Senator Reed Chandler (Bobby Smith) is a slippery snake, an elusive eel, an unctuous urchin that slithers onto the stage for the opening number with all of the crass charm and punctuated panache of a real corrupted politician. “Let the Games Begin” is loaded with heated arrogance and simmers with sinister intentions, which sets the tone for the entire show. Smith is disarming as this silver-tongued apparition. Appearing at the top of the second act in “Two Guys at Harvard” a duet shared with Grahame (Lawrence Redmond) Smith steps in time with gleaming showmanship in this old-vaudeville style number. His fancy fleet-footed tap-esque and step work in this song punches up the routine with pizzazz.
Redmond, as the polio-crippled, older brother of Reed, is stellar in the role. A force of his own to be reckoned with, his performance delivers hit after hit of detrimental determination, particularly when squaring off against Violet. “Mercy Me” is a showcase of Redmond’s vocal abilities as well as his character’s natural arc and development. The most compelling scene of the production occurs between Redmond’s chair-ridden Grahame and a strung-out edgy Cal (Mark Evans) and is provocatively gripping; a true paramount moment that eclipses even the flashiest of numbers in the show.
Christine Sherrill as the unflappable Violet Chandler is mesmerizing. Her poised composure, her pristine vocals, all of which wrap into a perfectly intricate knot of sardonic deadpan wit and wry sophisticated humor, balancing the humorous moments of her dark circumstances.
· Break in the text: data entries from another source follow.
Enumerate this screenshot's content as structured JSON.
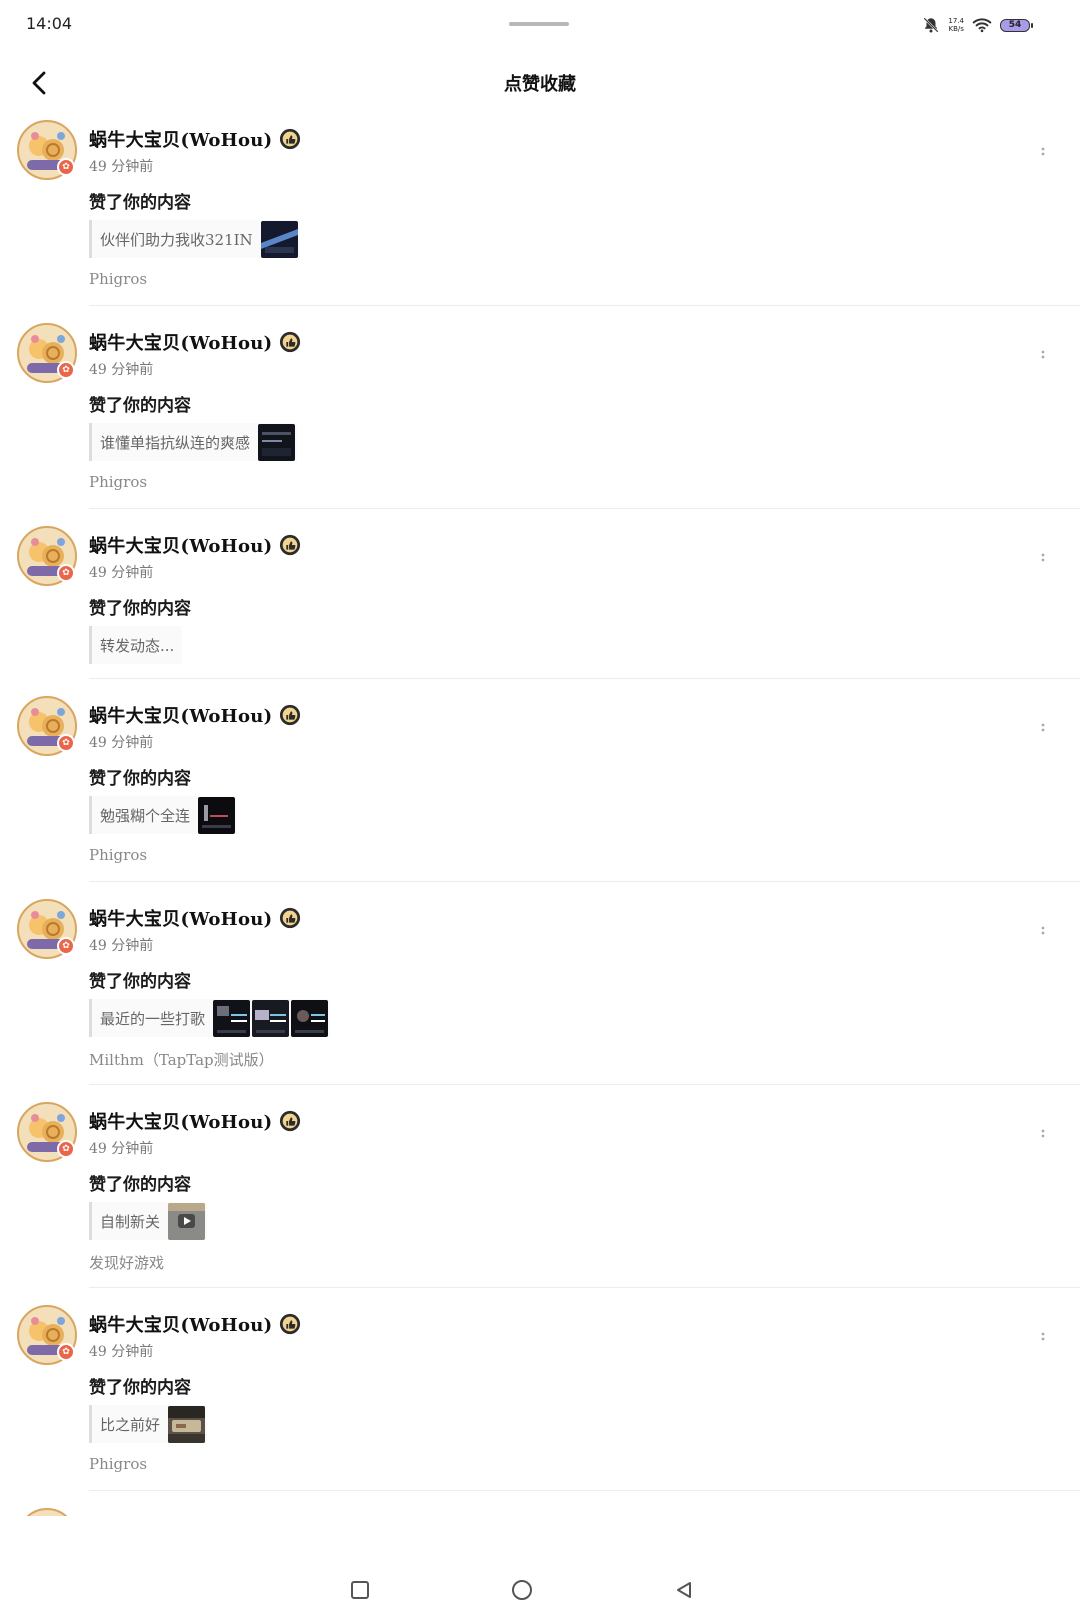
{
  "status_bar": {
    "time": "14:04",
    "net_speed_value": "17.4",
    "net_speed_unit": "KB/s",
    "battery": "54"
  },
  "header": {
    "title": "点赞收藏"
  },
  "notifications": [
    {
      "username": "蜗牛大宝贝(WoHou)",
      "time_ago": "49 分钟前",
      "action": "赞了你的内容",
      "quote": "伙伴们助力我收321IN",
      "thumbs": 1,
      "source": "Phigros"
    },
    {
      "username": "蜗牛大宝贝(WoHou)",
      "time_ago": "49 分钟前",
      "action": "赞了你的内容",
      "quote": "谁懂单指抗纵连的爽感",
      "thumbs": 1,
      "source": "Phigros"
    },
    {
      "username": "蜗牛大宝贝(WoHou)",
      "time_ago": "49 分钟前",
      "action": "赞了你的内容",
      "quote": "转发动态...",
      "thumbs": 0,
      "source": ""
    },
    {
      "username": "蜗牛大宝贝(WoHou)",
      "time_ago": "49 分钟前",
      "action": "赞了你的内容",
      "quote": "勉强糊个全连",
      "thumbs": 1,
      "source": "Phigros"
    },
    {
      "username": "蜗牛大宝贝(WoHou)",
      "time_ago": "49 分钟前",
      "action": "赞了你的内容",
      "quote": "最近的一些打歌",
      "thumbs": 3,
      "source": "Milthm（TapTap测试版）"
    },
    {
      "username": "蜗牛大宝贝(WoHou)",
      "time_ago": "49 分钟前",
      "action": "赞了你的内容",
      "quote": "自制新关",
      "thumbs": 1,
      "source": "发现好游戏"
    },
    {
      "username": "蜗牛大宝贝(WoHou)",
      "time_ago": "49 分钟前",
      "action": "赞了你的内容",
      "quote": "比之前好",
      "thumbs": 1,
      "source": "Phigros"
    }
  ],
  "icons": {
    "back": "chevron-left-icon",
    "more": "more-vertical-icon",
    "medal": "thumbs-up-medal-icon",
    "nav_recent": "square-icon",
    "nav_home": "circle-icon",
    "nav_back": "triangle-back-icon"
  },
  "colors": {
    "battery": "#a99be8",
    "badge": "#e9664b",
    "divider": "#ececec"
  }
}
The ruthless nature that burbles beneath her calmly collected exterior drives the Chandler campaign as her voice drives numbers like “Cleaning House”— a duet shared with Security Head Peter Hale (Stephen Gregory Smith)— and “Embrace Tomorrow.” The number that drops jaws and stops hearts is “Spin” Teetering on the edge of sanity, Sherrill portrays Violet in this number clinging to a single shredded thread of dignity. With an extensive vocal range showcased therein, Sherrill delivers raw compassionate soul through her horrifying breakdown in this gut-wrenching number.
Versatile and captivating, enigmatic and enchanting, Mark Evans as Cal Chandler is nothing short of sensational. Delivering a luminary performance with incendiary spark, Evans blazes through the role with a tenacious spirit, a compelling energy, and an unimaginable depth that welcomes the audience into his personal circles of living hell. Emphatically engaged in “Simple Words” Evans brings that number up through a bursting ring of energetic fire turning it into a praise-worthy tent-revival of honesty. “One, Two Three,” is throttled out in his voice with fierce spirit as Evans lives in the moment of the song. With glorious belted sustains at the end of this and other numbers, it is astonishing to watch him masterfully transform this character from show’s open to show’s close. A remarkable entity upon the stage, Mark Evans gives depth, meaning, and emotional veracity to the character of Cal Chandler.
Take a chance and break tradition, see a musical that isn’t being done everywhere. Believe in whatever makes you happy, and in this case it will be Signature Theatre’s production of The Fix.
Running Time: Approximately 2 hours and 35 minutes with one intermission